For his work in Nebraska Phedon also received nominations for Best Cinematography by the Broadcast Film Critics Association, the National Society of Film Critics, the New York Film Critics Circle, the Phoenix Film Critics Society, the San Francisco Film Critics Circle and the Critics' Choice Movie Awards. On November 10, 2013 The Hamilton Behind the Camera 2013 Awards recognized Phedon Papamichael with a Lifetime Achievement in Cinematography. Phedon's luminous black-and-white cinematography is gorgeous and evocative. This is how he shot Nebraska:
Phedon shot Nebraska on ARRI ALEXA M. He did comparison tests between ARRI ALEXA, RED EPIC, Eastman Double-X Negative Film 5222 and KODAK VISION3 500T 5219 Color Negative Film with the color drained in post. He chose to shoot ALEXA M because of the camera's low-light sensitivity as well as flexibility (separate camera head and body). Phedon shot at speeds as high as 1200 ASA.
Nebraska was captured on ARRIRAW. Convergent Design Gemini 4:4:4 Recorders were used to capture the ARRIRAW data at 2880×2160 resolution with simultaneous recording to in-camera SxS cards at 2048×1536 ProRes 4444 Log C. Alex and Phedon saw black and white on the set but the ALEXA/Gemini rig captured full color.
Phedon used Panavision C-Series Anamorphic Lenses. An estimated 80% of the movie was done on the wider end of the range. Since the late 1960s the C-Series line has been the lens of choice for productions in need of a compact and lightweight anamorphic lens.
Avatar Colorist Skip Kimball (who joined Technicolor on July 2012), was the Digital Intermediate Colorist Guru of Nebraska. Skip put Phedon's 5222 test footage through a digital intermediate and he identified an ideal contrast level. Phedon and Skip corrected the ALEXA M footage to match the Eastman Double-X Negative Film 5222 in terms of contrast, but preferred the grain signature of the old 5248 stock.
Nebraska was cut on AVID Media Composer (5.5) by Alexander Payne's longtime editor Kevin Tent, ACE. The color files coming out of the ALEXA M were converted on set by Lonny Danler (DIT), so they were editing fully in black-and-white.
The November 2013 issue of ICG (International Cinematographer Magazine) features a great article on how Phedon shot Nebraska. Below is an excerpt from the insightful article by David Heuring:

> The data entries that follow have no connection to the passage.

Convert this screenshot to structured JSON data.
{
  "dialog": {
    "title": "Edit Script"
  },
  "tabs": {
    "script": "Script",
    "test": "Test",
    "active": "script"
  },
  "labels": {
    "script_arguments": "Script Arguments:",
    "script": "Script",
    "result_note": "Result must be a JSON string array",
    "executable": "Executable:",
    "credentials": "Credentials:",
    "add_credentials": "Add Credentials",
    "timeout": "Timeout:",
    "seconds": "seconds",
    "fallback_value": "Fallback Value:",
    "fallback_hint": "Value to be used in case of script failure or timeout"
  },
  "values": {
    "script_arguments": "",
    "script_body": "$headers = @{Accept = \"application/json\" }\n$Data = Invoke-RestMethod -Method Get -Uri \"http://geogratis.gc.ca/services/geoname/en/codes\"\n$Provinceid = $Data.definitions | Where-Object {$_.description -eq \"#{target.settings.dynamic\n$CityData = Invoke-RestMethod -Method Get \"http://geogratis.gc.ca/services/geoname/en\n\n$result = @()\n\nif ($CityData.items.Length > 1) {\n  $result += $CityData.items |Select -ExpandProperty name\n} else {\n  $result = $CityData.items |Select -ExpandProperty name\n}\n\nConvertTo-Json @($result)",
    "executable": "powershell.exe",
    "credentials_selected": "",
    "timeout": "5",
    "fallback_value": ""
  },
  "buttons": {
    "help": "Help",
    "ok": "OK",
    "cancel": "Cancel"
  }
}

Papamichael says the choice to shoot the film in black and white – a rare animal indeed these days for a Hollywood release – was an instinctual, not intellectual, decision. "Alexander always envisioned [Nebraska] in black and white, going back to our earliest conversations, before we made Sideways," he explains. "Although the story and the landscapes lend themselves to black and white, we never know what to say when people ask why. When I’m working on stills at home, some of them are better in monochrome. It just seems to feel right." Continue by reading the full ICG article written by David Heuring.